Ann Coulter

Al Gore endlessly bragged to the media about his service in Vietnam. "I took my turn regularly on the perimeter in these little firebases out in the boonies. Something would move, we'd fire first and ask questions later," he told Vanity Fair. And then we found out Gore had a personal bodyguard in Vietnam, the most dangerous weapon he carried was a typewriter, and he left after three months. Although to his credit, Gore did not put in for a Purple Heart for the carpal tunnel syndrome he got from all that typing.

Speaking of which, John Kerry claimed to be a valiant, Purple Heart-deserving Vietnam veteran, who spent Christmas 1968 in Cambodia -- until he ran for president and more than 280 Swift Boat Veterans called him a liar.

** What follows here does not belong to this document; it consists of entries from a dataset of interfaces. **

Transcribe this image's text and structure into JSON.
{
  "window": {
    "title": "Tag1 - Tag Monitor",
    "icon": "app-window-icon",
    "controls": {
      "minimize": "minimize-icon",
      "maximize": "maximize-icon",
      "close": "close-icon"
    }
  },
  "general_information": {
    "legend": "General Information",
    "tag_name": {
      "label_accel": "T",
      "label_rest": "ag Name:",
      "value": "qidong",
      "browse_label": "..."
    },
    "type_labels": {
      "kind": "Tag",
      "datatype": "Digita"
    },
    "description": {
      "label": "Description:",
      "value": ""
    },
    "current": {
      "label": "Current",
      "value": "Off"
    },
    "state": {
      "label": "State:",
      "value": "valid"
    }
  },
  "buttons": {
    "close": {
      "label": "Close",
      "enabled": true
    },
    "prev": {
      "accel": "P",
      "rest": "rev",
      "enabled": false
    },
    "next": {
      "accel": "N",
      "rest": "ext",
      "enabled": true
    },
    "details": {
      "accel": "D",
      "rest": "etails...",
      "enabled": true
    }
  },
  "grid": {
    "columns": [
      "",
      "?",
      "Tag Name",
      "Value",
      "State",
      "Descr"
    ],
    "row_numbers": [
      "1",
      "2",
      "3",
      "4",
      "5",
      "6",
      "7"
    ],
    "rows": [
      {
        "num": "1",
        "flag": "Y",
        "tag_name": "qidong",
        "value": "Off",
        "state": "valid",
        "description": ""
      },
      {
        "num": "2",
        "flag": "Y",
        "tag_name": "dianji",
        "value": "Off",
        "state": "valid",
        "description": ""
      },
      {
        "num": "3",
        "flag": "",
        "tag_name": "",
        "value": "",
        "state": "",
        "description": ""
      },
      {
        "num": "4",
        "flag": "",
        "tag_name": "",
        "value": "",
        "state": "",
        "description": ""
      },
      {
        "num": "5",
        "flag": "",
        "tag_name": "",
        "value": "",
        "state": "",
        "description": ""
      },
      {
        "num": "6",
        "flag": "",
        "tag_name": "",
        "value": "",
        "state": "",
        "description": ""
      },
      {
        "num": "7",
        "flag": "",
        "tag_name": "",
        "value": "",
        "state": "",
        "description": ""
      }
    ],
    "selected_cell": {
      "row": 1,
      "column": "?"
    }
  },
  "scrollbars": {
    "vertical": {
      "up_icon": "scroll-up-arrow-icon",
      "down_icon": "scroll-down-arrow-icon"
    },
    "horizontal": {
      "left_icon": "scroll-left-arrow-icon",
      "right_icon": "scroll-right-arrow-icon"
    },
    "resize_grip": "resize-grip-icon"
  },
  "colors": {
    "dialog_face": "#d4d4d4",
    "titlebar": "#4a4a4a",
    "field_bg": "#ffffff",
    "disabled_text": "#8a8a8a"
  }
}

We've been waiting more than 20 months for Kerry to make good on his "Meet the Press" pledge to sign form 180, which would allow the military to release his records.

Then there was Bill Burkett, who gave CBS the phony National Guard documents; Scott Thomas Beauchamp, The New Republic's fantasist anti-war "Baghdad Diarist"; and Max Cleland, whose injuries were repeatedly and falsely described as a result of enemy fire.

Liberals will even turn a war hero like Pat Tillman into an anti-war cause celebre posthumously -- so he can't disagree. Tillman died in a friendly fire incident that occurred -- unlike Max Cleland's accident -- during actual combat with the enemy.

Because they are screaming, hysterical women, liberals treat friendly fire like a drunk driving accident. But friendly fire has been a part of war from time immemorial.

Liberals have an insane, litigious view of the military: There's been an accident in warfare, let's sue! It's as mad as the line from "Dr. Strangelove": "Gentlemen! No fighting in the War Room!" Golly jeepers, accidents can't happen in a war!

Contrary to the insinuations of his family, we don't know what Pat Tillman would say about the war he volunteered for, but we do know that he was a patriot until death. And we know what other patriots have said about friendly fire during a war.

In his book "Faith of My Fathers," John McCain describes how demoralized American prisoners of war in Vietnam were when they didn't hear any bombing for years. Finally, after a long bombing halt, Nixon renewed aerial bombing of North Vietnam in December 1972.

Our bombers couldn't know with precision where the enemy was holding (and torturing) our troops. McCain and the rest of those POWs could easily have been hit and killed by an American bomb.

But the POWs weren't denouncing the U.S. military for risking their lives with "friendly fire." They weren't crying Mommy, investigate this! Get me a trial lawyer! If their camp had been hit by American bombs, it would have been as the POWs were shouting: "God bless President Nixon!"

That's from their own mouths; that's what's in their hearts. Friendly fire -- to a nation that hasn't lost its wits -- is part of waging war.

If Democrats don't want to hear about "phony soldiers," maybe they should stop trying to edify us with these bathos-laden hoaxes.